homes be barred from housing new residents; should there be squatters, they
would not be eligible for compensation upon eviction. In this envisaged form,
the law would appeal to three audiences.
The first audience is the
settlers of Judea and Samaria, to whom it would signal the following: 1) Israel
will not have sovereignty east of the security barrier.
2) “We are
calling you home. Your mission is over.”
3) “You are not hostages of
extremists who want to head into a future where there is one state for Israelis
4) “We have learned from past mistakes. We are not
forcing an evacuation without a peace accord, and we are not imposing a
six-month schedule for the family’s evacuation.”
5) “We recognize the
importance of your historical task. Thanks to you, Arab states have acknowledged
Israel as the state of the Jewish people, and now, with your mission complete,
the State of Israel is rolling out the red carpet for your return
The second audience would be the international community and
moderate Arab states. The law would make clear that Israel is taking
responsibility for its future and creating a reality, on the ground, of two
states for two peoples in accordance with UN resolutions. No longer speaking out
of sync with our intentions, we would be passing a message that our diplomatic
statements – doubted by so many – are sincere.
The third audience would
be the Palestinian public.
We would be signaling our integrity and

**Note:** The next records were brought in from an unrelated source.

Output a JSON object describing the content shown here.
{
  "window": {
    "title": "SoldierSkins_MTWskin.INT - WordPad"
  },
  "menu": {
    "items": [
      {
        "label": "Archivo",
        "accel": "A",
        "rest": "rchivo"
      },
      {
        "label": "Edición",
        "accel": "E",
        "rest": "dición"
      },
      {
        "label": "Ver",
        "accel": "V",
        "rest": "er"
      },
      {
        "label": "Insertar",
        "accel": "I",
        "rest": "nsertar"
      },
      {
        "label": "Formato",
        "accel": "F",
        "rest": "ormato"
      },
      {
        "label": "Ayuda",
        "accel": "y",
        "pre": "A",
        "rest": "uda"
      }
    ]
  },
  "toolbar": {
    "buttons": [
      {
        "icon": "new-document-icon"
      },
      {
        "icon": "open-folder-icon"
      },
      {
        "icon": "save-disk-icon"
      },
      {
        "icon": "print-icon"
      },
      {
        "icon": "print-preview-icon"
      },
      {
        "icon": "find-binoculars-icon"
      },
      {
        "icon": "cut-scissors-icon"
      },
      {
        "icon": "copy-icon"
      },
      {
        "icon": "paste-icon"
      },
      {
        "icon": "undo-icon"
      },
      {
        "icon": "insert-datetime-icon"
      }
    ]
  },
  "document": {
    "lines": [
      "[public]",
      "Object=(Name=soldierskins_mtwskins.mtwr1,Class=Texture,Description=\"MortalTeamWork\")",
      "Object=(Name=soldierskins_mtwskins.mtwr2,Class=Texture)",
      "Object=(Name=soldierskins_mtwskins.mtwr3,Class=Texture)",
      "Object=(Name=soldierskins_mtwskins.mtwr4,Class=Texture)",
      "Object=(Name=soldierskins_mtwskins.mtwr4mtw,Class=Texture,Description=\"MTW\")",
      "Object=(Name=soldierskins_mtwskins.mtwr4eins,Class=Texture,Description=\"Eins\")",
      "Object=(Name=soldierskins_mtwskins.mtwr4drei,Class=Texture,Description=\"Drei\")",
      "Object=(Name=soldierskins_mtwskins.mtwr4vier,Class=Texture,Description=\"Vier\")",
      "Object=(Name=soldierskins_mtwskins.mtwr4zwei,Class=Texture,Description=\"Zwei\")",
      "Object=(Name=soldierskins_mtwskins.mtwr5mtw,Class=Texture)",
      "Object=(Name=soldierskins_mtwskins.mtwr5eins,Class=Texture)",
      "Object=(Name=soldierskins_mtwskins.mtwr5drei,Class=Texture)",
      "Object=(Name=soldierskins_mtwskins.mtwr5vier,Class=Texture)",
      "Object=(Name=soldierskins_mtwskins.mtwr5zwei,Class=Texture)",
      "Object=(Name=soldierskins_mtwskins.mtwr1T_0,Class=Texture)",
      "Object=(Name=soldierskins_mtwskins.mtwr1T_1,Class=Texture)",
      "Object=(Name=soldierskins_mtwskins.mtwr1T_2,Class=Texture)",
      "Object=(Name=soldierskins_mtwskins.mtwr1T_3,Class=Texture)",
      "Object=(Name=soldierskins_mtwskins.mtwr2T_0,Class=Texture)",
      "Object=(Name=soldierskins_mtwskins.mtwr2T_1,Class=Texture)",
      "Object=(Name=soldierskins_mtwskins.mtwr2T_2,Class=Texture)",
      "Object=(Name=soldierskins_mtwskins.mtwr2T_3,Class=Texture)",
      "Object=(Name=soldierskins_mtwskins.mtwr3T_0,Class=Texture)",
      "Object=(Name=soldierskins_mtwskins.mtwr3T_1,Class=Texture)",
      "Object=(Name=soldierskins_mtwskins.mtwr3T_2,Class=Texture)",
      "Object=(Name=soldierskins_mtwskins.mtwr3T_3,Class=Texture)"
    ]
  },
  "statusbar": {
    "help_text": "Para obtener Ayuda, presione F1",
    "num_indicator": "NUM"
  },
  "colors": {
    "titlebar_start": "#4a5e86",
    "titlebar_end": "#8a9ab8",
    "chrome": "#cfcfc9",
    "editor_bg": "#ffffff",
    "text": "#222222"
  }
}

readiness to talk, alongside a clear declaration that the one-state solution is
not an option.
For the first time since 1967, Israel would be bringing
settlers back from Judea and Samaria, rather than dispatching them eastward.
This message has been absent from our diplomatic posture so far, even during the
period of the Oslo Accords.
We would, furthermore, be calling on the
Palestinians to negotiate, without making this a condition of our conduct and
without compromising our control over our destiny. We would, in essence, be
saying, “If you come and talk, the border will shift to agreed lines; if not,
then in 40 years you will see the world accept the security fence as Israel’s
eastern border, just as it went from the 1947 partition plan to recognizing the
In parallel to the legislation, a peace process predicated
on this Voluntary Settler Return Law would allow Israel to decide that
construction will continue in areas west of the fence slated for
By contrast, the construction freeze would still apply to
areas subject to negotiation. There would be building in Jewish neighborhoods of
Jerusalem, but it would be halted completely in Arab neighborhoods.
incumbent on the government to lead us toward a future in which the Jewish
national home can survive and thrive. A law as described above would offer the
right, independent first-step. It is our civic duty as Israelis, and our moral
duty as Jews, to demand that our representatives in the Knesset legislate this
in the coming winter session.
The author is a retired Israel Navy
admiral, former director of the Israel Security Agency (Shin Bet) and co-founder
of “Blue White Future” (www.bluewhitefuture.org.il/English)